Página 295 - Christ was the word that spake it; He took the bread and brake it; And what the word did make it, That I believe, and take it.
Página 427 - Now if I do that I would not, it is no more I that do it but "sin
Página 280 - Be thou diligent to know the state of thy flocks, and look well to thy herds. For riches are not for ever: and doth the crown endure to every generation ? The hay appeareth, and the tender grass sheweth itself, and herbs of the mountains are gathered.
Página 100 - Those that are dull and diligent. Wines, the stronger they be, the more lees they have when they are new. Many boys are muddy-headed till they be clarified with age, and such afterwards prove the best. Bristol diamonds are both bright, and squared and pointed by nature, and yet are soft and worthless; whereas orient ones in India are rough and rugged naturally. Hard, rugged, and dull natures of youth acquit themselves afterwards the jewels of the country, and therefore their dullness at first is...
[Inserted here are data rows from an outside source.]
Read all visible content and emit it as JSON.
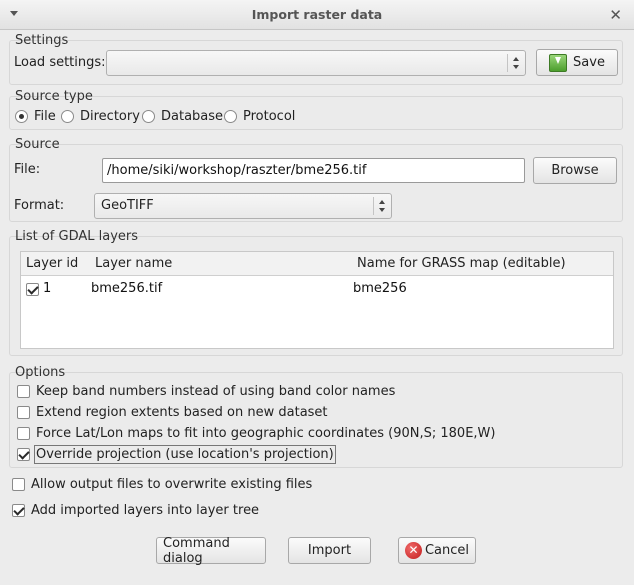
{
  "window": {
    "title": "Import raster data"
  },
  "settings": {
    "group_title": "Settings",
    "load_label": "Load settings:",
    "load_value": "",
    "save_label": "Save"
  },
  "source_type": {
    "group_title": "Source type",
    "options": [
      "File",
      "Directory",
      "Database",
      "Protocol"
    ],
    "selected": "File"
  },
  "source": {
    "group_title": "Source",
    "file_label": "File:",
    "file_value": "/home/siki/workshop/raszter/bme256.tif",
    "browse_label": "Browse",
    "format_label": "Format:",
    "format_value": "GeoTIFF"
  },
  "layers": {
    "group_title": "List of GDAL layers",
    "columns": [
      "Layer id",
      "Layer name",
      "Name for GRASS map (editable)"
    ],
    "rows": [
      {
        "checked": true,
        "id": "1",
        "name": "bme256.tif",
        "grass_name": "bme256"
      }
    ]
  },
  "options": {
    "group_title": "Options",
    "items": [
      {
        "label": "Keep band numbers instead of using band color names",
        "checked": false
      },
      {
        "label": "Extend region extents based on new dataset",
        "checked": false
      },
      {
        "label": "Force Lat/Lon maps to fit into geographic coordinates (90N,S; 180E,W)",
        "checked": false
      },
      {
        "label": "Override projection (use location's projection)",
        "checked": true
      }
    ]
  },
  "extra": {
    "overwrite_label": "Allow output files to overwrite existing files",
    "overwrite_checked": false,
    "add_layers_label": "Add imported layers into layer tree",
    "add_layers_checked": true
  },
  "buttons": {
    "command_dialog": "Command dialog",
    "import": "Import",
    "cancel": "Cancel"
  }
}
Página 223 - I charge thee therefore, before God, and the Lord Jesus Christ, who shall judge the quick and the dead at his appearing, and his kingdom ; preach the word, be instant in season, out of season, reprove, rebuke, exhort with all long-suffering and doctrine.
Página 190 - Some books are only cursorily to be tasted of. Namely first, voluminous books, the task of a man's life to read them over; secondly, auxiliary books, only to be repaired to on occasions; thirdly, such as are mere pieces of formality, so that if you look on them, you look through them; and he that peeps through the casement of the index, sees as much as if he were in the house.
Página 99 - First, young scholars make this calling their refuge ; yea, perchance, before they have taken any degree in the university, commence schoolmasters in the country, as if nothing else were required to set up this profession but only a rod and a ferula. Secondly, others who are able, use it only as a passage to better preferment, to patch the rents in their present fortune, till they can provide a new one, and betake themselves to some more gainful calling.
Página 106 - ... impression, when the prince shall stamp it. Wise Solon (who accounted Tellus the Athenian the most happy man, for living privately on his own lands) would surely have pronounced the English yeomanry " a fortunate condition," living in the temperate zone betwixt greatness and want ; an estate of people almost peculiar to England.
Página 145 - It is good to make a jest, but not to make a trade of jesting. The Earl of Leicester, knowing that Queen Elizabeth was much delighted to see a gentleman dance well, brought the master of a dancing-school to dance before her. " Pish !" said the queen, " it is his profession, I will not see him.